Listening to the answers they give as they work through their own issues out loud. It’s fascinating how much people need to talk sometimes to figure things out. Don’t interrupt them, don’t step in with advice or opinions. Just listen.

Letting go of your need to have all of the solutions and solve all of the problems. This is the hardest part, because you just might know the perfect answer to the thing someone is trying to figure out. They’ll like their solutions better, because they are the ones they chose. And they’ll learn in the process.

I know it’s tempting to give advice and solve others’ problems because you’ve lived a life, you’re the boss and you know a lot. But you need to give others the chance to figure it out for themselves so they can think and learn too. Coaching is a form of showing that you respect them enough to come to their own answers.


*The term “non-directive” is from a great book about coaching called Effective Coaching by Myles Downey, in case you’re interested.

I am a former executive in a Fortune 100 company. I have owned and operated an executive coaching firm since 2003 called Aspire Collaborative Services LLC. We partner with great leaders to help them become even greater at developing, improving, and sustaining relationships with the people who are essential to their success. This blog is for leaders and those who help them to be more intentional about relationships at work. My top personal values include respect for others, kindness, compassion, collaboration and gratitude. I work very hard at practicing my values daily and when I don’t succeed, I practice some more. I am married with two wonderful daughters and two spoiled pugs.
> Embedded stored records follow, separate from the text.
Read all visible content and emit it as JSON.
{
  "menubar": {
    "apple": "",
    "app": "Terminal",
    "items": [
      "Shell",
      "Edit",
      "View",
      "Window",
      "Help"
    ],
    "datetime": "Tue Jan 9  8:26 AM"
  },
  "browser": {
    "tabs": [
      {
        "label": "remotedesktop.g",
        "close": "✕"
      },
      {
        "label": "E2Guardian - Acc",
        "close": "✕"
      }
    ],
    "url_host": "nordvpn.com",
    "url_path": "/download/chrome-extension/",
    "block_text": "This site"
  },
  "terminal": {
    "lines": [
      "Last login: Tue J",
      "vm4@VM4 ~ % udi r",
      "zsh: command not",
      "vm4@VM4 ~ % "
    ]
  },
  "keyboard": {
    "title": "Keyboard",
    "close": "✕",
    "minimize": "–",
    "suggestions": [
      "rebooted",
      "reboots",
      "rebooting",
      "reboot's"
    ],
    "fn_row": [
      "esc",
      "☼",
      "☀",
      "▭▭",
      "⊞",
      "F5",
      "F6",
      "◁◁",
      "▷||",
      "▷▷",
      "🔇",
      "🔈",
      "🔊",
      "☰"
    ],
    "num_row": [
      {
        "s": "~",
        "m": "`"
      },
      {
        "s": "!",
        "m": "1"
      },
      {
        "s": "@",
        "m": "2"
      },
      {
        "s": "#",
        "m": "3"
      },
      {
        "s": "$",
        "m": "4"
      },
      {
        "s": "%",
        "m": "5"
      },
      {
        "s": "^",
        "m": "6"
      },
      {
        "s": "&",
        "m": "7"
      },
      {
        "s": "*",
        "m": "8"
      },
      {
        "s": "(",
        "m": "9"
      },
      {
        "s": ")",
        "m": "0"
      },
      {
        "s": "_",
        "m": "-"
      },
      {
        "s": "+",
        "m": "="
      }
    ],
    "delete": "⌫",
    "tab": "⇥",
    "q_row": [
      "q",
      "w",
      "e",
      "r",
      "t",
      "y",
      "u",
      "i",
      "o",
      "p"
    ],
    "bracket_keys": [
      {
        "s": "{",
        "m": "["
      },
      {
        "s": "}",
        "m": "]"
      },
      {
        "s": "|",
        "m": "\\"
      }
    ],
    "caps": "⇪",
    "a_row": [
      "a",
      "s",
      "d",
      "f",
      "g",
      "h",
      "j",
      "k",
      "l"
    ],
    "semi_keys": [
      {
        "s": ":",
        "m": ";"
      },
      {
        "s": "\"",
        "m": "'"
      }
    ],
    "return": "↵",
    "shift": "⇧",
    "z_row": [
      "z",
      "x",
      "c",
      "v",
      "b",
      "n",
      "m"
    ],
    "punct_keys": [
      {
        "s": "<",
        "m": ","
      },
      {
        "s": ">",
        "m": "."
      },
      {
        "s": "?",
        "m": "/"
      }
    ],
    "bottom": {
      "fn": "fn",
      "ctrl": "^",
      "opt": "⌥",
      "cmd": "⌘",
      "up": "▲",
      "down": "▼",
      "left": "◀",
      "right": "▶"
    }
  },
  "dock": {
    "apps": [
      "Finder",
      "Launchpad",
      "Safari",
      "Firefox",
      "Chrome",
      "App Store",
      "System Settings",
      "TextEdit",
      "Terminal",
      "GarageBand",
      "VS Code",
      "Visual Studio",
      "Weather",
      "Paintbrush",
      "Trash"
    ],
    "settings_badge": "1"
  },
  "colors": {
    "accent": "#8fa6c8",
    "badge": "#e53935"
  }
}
4 comments on “Call it whatever you want, but please don’t call it coaching

  1. Thank you Mary Jo!

    People need to understand the difference between coaching and advising.

    Coaches do not solve problems, they direct you to solutions, so you can think and learn for yourself.

    Thanks for the rant!

    Great Post!

  2. Thank you Lolly! I think coaching has become a “catch all” term and many managers and leaders don’t understand the distinctions, important to using the tools properly.

  3. Brilliant!

    Thanks for writing what I’ve been wrestling with as I’ve heard more and more leaders refer to the tools of advising, consulting, and counselling as Coaching.

    Great post!

Comments are closed.